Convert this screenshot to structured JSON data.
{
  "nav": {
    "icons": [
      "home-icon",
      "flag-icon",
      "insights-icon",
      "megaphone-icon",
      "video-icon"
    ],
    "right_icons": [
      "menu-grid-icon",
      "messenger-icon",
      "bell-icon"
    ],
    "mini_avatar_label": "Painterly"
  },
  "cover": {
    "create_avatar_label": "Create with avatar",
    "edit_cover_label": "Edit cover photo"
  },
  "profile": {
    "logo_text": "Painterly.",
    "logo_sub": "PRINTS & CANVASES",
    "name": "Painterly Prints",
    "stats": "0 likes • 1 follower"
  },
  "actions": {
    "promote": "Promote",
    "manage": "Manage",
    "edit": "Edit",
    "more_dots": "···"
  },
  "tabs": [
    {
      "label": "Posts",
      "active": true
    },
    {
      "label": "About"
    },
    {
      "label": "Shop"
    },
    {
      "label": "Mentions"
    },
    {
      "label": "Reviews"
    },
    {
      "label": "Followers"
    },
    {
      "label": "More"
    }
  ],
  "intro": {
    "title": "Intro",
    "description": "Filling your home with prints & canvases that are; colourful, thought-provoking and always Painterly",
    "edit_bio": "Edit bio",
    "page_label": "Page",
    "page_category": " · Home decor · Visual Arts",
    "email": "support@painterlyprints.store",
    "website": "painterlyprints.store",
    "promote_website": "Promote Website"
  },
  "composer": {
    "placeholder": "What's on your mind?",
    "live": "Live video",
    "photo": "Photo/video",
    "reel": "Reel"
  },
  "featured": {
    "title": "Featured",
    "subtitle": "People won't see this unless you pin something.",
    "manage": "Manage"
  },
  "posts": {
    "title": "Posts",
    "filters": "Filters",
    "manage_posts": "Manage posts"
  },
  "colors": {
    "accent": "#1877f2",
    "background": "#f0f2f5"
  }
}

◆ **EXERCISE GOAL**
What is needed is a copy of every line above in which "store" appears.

◆ **WRITTEN ANSWER**
    "email": "support@painterlyprints.store",
    "website": "painterlyprints.store",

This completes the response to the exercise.